-4(12711m...straiten, and Populalion. - The county. comprises 6 baronies, with 43 parishes and 1202 townlands. It is in the northwest circuit. Assizes are held at Londonderry, and quarter sessions at Coleraine, Londonderry, Magherafelt, and Limavady. Within the county there are 14 petty sessions districts. It includes two poor-law unions and portions of other three. Londonderry is in the Belfast military district and Omagh subdistrict. The county is represented in parliament by two members, and the boroughs of Londonderry (28,947) and Coleraine (6684) by one each. The population of the county, which in 1760 was only 46,182, had increased by 1821 to 193,869, and by 1841 to 222,461, but in 1851 had diminished to 192,269, in 1871 to 173,906, and in 1881 to 164,714, of whom 79,138 were males and 85,576 females.

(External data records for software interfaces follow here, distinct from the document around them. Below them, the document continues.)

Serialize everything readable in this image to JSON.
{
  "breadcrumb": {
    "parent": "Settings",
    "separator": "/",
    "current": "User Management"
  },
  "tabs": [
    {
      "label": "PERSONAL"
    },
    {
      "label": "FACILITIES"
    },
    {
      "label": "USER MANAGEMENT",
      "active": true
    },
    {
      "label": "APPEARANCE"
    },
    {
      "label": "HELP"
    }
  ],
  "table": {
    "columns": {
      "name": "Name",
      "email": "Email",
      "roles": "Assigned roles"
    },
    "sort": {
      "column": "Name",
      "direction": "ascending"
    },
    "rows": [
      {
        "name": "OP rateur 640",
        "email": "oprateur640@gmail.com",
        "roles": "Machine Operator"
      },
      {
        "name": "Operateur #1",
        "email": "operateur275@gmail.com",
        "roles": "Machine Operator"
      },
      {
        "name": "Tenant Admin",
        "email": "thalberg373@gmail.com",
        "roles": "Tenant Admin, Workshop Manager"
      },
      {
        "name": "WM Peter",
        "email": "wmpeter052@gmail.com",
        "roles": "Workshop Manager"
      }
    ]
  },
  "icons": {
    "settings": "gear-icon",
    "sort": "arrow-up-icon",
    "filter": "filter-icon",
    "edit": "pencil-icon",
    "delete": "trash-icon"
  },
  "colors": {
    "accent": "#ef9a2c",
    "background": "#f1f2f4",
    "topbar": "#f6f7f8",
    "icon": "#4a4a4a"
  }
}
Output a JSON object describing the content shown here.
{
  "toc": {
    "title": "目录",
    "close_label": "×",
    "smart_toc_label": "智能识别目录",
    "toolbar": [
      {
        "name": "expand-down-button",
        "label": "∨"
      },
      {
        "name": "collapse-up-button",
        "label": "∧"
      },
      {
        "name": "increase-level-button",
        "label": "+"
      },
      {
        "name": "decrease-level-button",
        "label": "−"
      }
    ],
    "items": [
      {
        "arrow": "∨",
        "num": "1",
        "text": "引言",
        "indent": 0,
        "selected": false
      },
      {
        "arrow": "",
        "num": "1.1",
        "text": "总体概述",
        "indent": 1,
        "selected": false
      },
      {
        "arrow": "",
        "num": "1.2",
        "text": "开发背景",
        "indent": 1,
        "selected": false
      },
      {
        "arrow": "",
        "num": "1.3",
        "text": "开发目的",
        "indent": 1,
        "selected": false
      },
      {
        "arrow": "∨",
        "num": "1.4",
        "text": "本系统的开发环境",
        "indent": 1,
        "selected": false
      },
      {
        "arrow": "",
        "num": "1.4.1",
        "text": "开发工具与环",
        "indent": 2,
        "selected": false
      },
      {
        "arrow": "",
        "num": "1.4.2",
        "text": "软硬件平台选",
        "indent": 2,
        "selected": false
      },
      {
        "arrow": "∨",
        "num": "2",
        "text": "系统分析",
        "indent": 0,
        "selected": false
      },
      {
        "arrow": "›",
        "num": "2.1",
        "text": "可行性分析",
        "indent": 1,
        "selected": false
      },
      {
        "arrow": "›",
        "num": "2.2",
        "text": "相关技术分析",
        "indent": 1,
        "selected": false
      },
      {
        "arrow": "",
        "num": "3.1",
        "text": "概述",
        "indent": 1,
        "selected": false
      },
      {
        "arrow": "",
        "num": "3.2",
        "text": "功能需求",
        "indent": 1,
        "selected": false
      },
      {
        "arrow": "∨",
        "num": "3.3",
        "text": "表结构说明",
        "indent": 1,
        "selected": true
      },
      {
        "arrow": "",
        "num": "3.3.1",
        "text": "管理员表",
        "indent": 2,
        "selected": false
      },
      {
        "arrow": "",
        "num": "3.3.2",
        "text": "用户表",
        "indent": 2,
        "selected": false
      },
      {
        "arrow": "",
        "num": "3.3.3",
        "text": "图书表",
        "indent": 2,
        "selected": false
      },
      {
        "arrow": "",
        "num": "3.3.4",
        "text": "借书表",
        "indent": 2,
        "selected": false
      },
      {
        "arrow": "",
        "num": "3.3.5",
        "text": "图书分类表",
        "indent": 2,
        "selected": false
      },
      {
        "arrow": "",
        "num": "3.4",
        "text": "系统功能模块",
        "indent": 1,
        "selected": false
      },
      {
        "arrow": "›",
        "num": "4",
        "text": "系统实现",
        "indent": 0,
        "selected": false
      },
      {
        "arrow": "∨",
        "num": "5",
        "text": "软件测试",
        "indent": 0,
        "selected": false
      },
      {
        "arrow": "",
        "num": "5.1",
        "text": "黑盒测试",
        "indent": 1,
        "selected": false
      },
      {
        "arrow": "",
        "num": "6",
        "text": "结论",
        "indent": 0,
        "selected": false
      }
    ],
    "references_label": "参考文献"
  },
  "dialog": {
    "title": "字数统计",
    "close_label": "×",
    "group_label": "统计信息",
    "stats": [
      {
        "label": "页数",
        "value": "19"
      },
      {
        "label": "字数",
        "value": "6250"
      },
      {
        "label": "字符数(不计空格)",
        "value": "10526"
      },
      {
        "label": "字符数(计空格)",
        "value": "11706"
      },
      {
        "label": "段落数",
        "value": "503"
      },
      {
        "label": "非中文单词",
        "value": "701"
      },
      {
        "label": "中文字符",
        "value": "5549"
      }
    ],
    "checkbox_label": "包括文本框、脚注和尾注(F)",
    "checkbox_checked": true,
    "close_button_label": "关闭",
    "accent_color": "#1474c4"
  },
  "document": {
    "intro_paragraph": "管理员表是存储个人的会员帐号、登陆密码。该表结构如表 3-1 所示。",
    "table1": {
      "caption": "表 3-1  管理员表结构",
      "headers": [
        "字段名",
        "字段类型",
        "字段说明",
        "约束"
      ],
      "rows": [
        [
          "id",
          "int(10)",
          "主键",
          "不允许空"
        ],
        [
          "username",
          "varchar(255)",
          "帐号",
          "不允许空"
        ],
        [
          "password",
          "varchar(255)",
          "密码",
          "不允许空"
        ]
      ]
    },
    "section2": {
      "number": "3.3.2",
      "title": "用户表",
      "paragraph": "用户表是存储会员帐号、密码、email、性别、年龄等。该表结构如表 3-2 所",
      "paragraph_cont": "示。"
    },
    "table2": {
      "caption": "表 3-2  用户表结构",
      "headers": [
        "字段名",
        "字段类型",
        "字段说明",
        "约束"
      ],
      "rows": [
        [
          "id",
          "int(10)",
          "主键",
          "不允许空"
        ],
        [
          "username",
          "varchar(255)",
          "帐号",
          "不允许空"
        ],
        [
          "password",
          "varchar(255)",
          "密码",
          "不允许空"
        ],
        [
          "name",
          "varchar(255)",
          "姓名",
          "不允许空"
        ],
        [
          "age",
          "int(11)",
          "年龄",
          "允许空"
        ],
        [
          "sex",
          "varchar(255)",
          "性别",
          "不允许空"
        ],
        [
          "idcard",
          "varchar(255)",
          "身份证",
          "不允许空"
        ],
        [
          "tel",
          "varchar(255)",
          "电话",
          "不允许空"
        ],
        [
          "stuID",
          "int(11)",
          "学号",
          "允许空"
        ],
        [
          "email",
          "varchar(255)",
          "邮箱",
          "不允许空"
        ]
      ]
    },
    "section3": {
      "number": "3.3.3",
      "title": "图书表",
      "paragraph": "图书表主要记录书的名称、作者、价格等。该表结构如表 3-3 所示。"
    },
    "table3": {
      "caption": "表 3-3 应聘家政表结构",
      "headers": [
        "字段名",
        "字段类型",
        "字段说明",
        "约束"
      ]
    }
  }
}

From the 1st May 1851 to 31st December 1881 the number of emigrants was 73,725. For every 1000 of the population the death-rate in 1880 was 19.2, the marriage-rate 4.2, and the birth-rate 23.2.
History and Antiquities. - At an early period the county was inhabited by the O'Cathans, or O'Catrans, who were tributary to the O'Nials or O'Neils. Towards the close of the reign of Elizabeth the county was seized with the purpose of checking the power of the O'Neils, when it received the name of Coleraine, having that town for its capital. In 1609, after the confiscation of the estates of the O'Neils, the citizens of London obtained possession of the towns of Londonderry and Coleraine and adjoining lands, 60 acres out of every 1000 being assigned for church lands, and certain other portions to three native Irish gentlemen. The common council of London undertook to expend £20,000 on its reclamation, and elected a body of twenty-six for its management, who in 1613 were incorporated as the Irish Society, and retained possession of the towns of Londonderry and Coleraine, the remainder of the property being divided among twelve of the great livery companies of the city. Notwithstanding the expenditure of large sums by those companies in its management, their estates were afterwards sequestrated by James I., and in 1637 the charter of the Irish Society was cancelled. Cromwell restored the society to its former position, and Charles II. at the Restoration granted it a new charter, and confirmed the companies in the possession of their estates. In the insurrection of 1641 Moneymore was seized by the Irish, and Magherafelt and Bellaghy, then called Vintner's Town, burned, as well as other towns and villages. The most remarkable ancient ruin is that of the Cyclopean fortress of the Giant's Sconce or Ring, situated in the pass between Drumbo and hergantea, the interior of which, 600 feet in diameter, is partly hollowed out of a knoll of basalt, by which it is enclosed on all sides except the north-east, where it is defended by a wall of great thickness, with access for only one person in a stooping posture. The most remarkable of the Druidical circles is that at Slacht Manus. There are a lark,re. number of artificial caves. The most ancient castle of Irish origin is that of Carrickreagh ' • and of the castles erected by the English those of Dungiven, Salterstown, and Muff are still in good preservation. The old abbey of Dungiven, founded in 1109, and standing ou a rock about 200 feet above the river Roe, is a very picturesque ruin.